“Reading these lately is like listening to an old preacher drone on and on at Sunday mass”, he added.

In response to this online polemic, Cave pointed to the tragic death of his son Arthur as a key reason for his change in his approach.

“Things changed after my first son died,” Cave wrote. “I changed. For better or for worse, the rage you speak of lost its allure and, yes, perhaps I became a Hallmark card hippie. Hatred stopped being interesting. Those feelings were like old dead skins that I shed.

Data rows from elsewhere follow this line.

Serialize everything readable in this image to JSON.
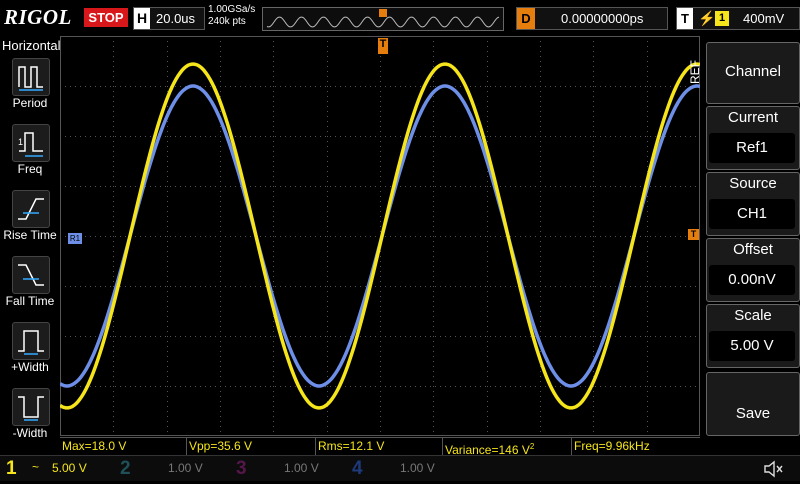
{
  "brand": "RIGOL",
  "run_state": "STOP",
  "horizontal": {
    "label": "H",
    "timebase": "20.0us",
    "sample_rate": "1.00GSa/s",
    "mem_depth": "240k pts"
  },
  "delay": {
    "label": "D",
    "value": "0.00000000ps"
  },
  "trigger": {
    "label": "T",
    "channel": "1",
    "level": "400mV",
    "color": "#f5e51a"
  },
  "left_menu": {
    "title": "Horizontal",
    "items": [
      {
        "label": "Period",
        "icon": "period-icon"
      },
      {
        "label": "Freq",
        "icon": "freq-icon"
      },
      {
        "label": "Rise Time",
        "icon": "rise-time-icon"
      },
      {
        "label": "Fall Time",
        "icon": "fall-time-icon"
      },
      {
        "label": "+Width",
        "icon": "plus-width-icon"
      },
      {
        "label": "-Width",
        "icon": "minus-width-icon"
      }
    ]
  },
  "right_menu": {
    "side_label": "REF",
    "channel_button": "Channel",
    "current_title": "Current",
    "current_value": "Ref1",
    "source_title": "Source",
    "source_value": "CH1",
    "offset_title": "Offset",
    "offset_value": "0.00nV",
    "scale_title": "Scale",
    "scale_value": "5.00 V",
    "save_button": "Save"
  },
  "markers": {
    "ref_marker": "R1",
    "trigger_pos": "T"
  },
  "measurements": {
    "max": "Max=18.0 V",
    "vpp": "Vpp=35.6 V",
    "rms": "Rms=12.1 V",
    "variance": "Variance=146 V",
    "variance_sup": "2",
    "freq": "Freq=9.96kHz"
  },
  "channels": [
    {
      "num": "1",
      "coupling": "~",
      "scale": "5.00 V",
      "color": "#f5e51a"
    },
    {
      "num": "2",
      "scale": "1.00 V",
      "color": "#22b3c7"
    },
    {
      "num": "3",
      "scale": "1.00 V",
      "color": "#c0209a"
    },
    {
      "num": "4",
      "scale": "1.00 V",
      "color": "#2a5fd8"
    }
  ],
  "colors": {
    "ch1": "#f5e51a",
    "ref": "#6d8fe8",
    "stop": "#d8171b",
    "delay": "#e67e0e",
    "grid": "#555555"
  }
}
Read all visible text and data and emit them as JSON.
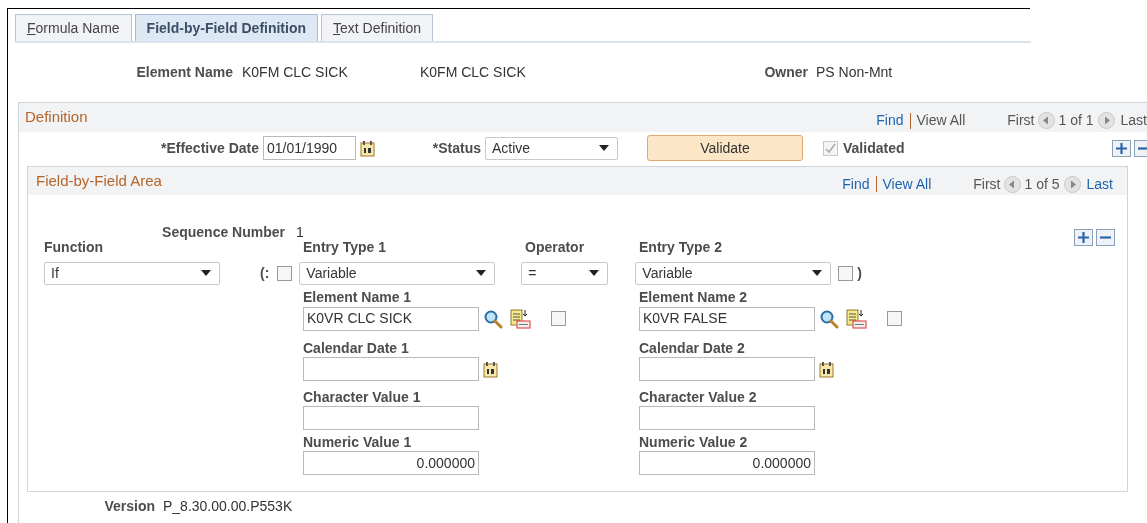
{
  "tabs": [
    {
      "label": "Formula Name",
      "selected": false,
      "mnemonic": true
    },
    {
      "label": "Field-by-Field Definition",
      "selected": true,
      "mnemonic": false
    },
    {
      "label": "Text Definition",
      "selected": false,
      "mnemonic": true
    }
  ],
  "header": {
    "element_name_label": "Element Name",
    "element_name": "K0FM CLC SICK",
    "element_description": "K0FM CLC SICK",
    "owner_label": "Owner",
    "owner": "PS Non-Mnt"
  },
  "definition": {
    "title": "Definition",
    "nav": {
      "find": {
        "label": "Find",
        "enabled": true
      },
      "view_all": {
        "label": "View All",
        "enabled": false
      },
      "first": {
        "label": "First",
        "enabled": false
      },
      "count": "1 of 1",
      "last": {
        "label": "Last",
        "enabled": false
      }
    },
    "effective_date_label": "*Effective Date",
    "effective_date": "01/01/1990",
    "status_label": "*Status",
    "status": "Active",
    "validate_button": "Validate",
    "validated": {
      "label": "Validated",
      "checked": true,
      "disabled": true
    }
  },
  "field_area": {
    "title": "Field-by-Field Area",
    "nav": {
      "find": {
        "label": "Find",
        "enabled": true
      },
      "view_all": {
        "label": "View All",
        "enabled": true
      },
      "first": {
        "label": "First",
        "enabled": false
      },
      "count": "1 of 5",
      "last": {
        "label": "Last",
        "enabled": true
      }
    },
    "sequence_label": "Sequence Number",
    "sequence": "1",
    "function": {
      "label": "Function",
      "value": "If"
    },
    "open_paren": {
      "label": "(:",
      "checked": false
    },
    "entry_type_1": {
      "label": "Entry Type 1",
      "value": "Variable"
    },
    "operator": {
      "label": "Operator",
      "value": "="
    },
    "entry_type_2": {
      "label": "Entry Type 2",
      "value": "Variable"
    },
    "close_paren": {
      "label": ")",
      "checked": false
    },
    "operands": [
      {
        "element_name_label": "Element Name 1",
        "element_name": "K0VR CLC SICK",
        "checked": false,
        "calendar_date_label": "Calendar Date 1",
        "character_value_label": "Character Value 1",
        "numeric_value_label": "Numeric Value 1",
        "numeric_value": "0.000000"
      },
      {
        "element_name_label": "Element Name 2",
        "element_name": "K0VR FALSE",
        "checked": false,
        "calendar_date_label": "Calendar Date 2",
        "character_value_label": "Character Value 2",
        "numeric_value_label": "Numeric Value 2",
        "numeric_value": "0.000000"
      }
    ]
  },
  "version": {
    "label": "Version",
    "value": "P_8.30.00.00.P553K"
  }
}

They were their own kind of puke”.

He continued, “Sitting around in my own mess, pissed off at the world, disdainful of the people in it, and thinking my contempt for things somehow amounted to something, had some kind of nobility, hating this thing here, and that thing there, and that other thing over there, and making sure that everybody around me knew it, not just knew, but felt it too, contemptuous of beauty, contemptuous of joy, contemptuous of happiness in others, well, this whole attitude just felt, I don’t know, in the end, sort of dumb”. 

“extend a hand”

Nick Cave’s son Arthur died after falling from a cliff in Brighton. A tragedy which Cave described in his newsletter as “actual devastation”.

Cave said that he “felt a sudden, urgent need to, at the very least, extend a hand in some way to assist it – this terrible, beautiful world – instead of merely vilifying it, and sitting in judgement of it”.

In conclusion, Nick Cave still conceded that Ermine could still be right in his assessment of his energy shift.

“But, well, here we are, you and me, sending smoke signals to each other across a yawning ideological divide,” he conluded. “Hello Ermine, I drone, hello”.

Seven years after Arthur’s death, Nick Cave had the misfortune to experience the cruel tragedy all over again, when his other son Jethro died aged 31 last May.